- [WHAT YOU HAVE TO DO]: The lines you return should be those containing the string "school", taken from the data below.
:: INFORMATION GIVEN
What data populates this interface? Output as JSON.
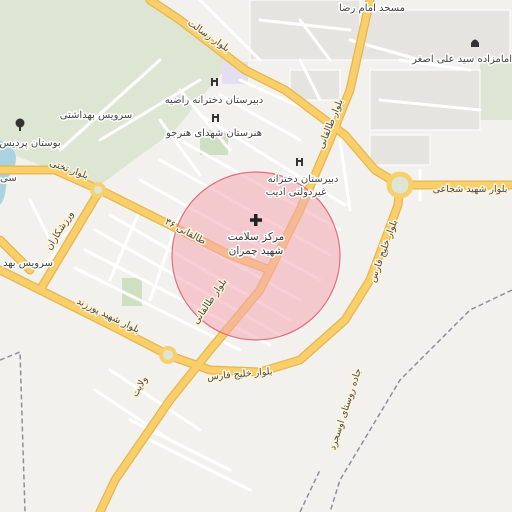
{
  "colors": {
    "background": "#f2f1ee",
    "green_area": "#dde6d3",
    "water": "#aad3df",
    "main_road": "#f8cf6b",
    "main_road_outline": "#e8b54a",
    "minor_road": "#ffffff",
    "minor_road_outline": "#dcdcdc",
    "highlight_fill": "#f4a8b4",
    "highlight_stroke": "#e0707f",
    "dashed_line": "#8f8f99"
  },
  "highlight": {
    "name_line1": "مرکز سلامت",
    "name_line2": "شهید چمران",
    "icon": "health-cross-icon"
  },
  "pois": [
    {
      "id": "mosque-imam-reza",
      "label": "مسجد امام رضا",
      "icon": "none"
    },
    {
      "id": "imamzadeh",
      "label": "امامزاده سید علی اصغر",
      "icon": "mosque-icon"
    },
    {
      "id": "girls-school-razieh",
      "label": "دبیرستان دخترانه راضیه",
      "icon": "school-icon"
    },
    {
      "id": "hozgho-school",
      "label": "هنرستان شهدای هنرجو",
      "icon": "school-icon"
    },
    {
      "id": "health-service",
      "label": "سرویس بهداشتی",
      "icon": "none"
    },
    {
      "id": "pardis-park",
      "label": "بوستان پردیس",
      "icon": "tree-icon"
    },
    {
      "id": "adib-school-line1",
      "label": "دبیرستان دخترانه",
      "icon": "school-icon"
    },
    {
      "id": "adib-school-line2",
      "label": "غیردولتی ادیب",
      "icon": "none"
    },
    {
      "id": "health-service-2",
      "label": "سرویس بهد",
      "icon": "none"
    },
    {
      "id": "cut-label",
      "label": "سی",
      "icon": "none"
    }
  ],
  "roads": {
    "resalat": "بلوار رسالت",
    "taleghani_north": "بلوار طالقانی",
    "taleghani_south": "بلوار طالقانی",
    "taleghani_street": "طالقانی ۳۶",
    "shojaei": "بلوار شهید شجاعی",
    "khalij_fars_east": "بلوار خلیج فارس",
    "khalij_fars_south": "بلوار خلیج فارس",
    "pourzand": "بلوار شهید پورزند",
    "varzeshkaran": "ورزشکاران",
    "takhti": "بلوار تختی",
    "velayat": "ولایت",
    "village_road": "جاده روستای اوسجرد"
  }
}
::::
- [WRITTEN ANSWER]:
      "id": "girls-school-razieh",
      "icon": "school-icon"
      "id": "hozgho-school",
      "icon": "school-icon"
      "id": "adib-school-line1",
      "icon": "school-icon"
      "id": "adib-school-line2",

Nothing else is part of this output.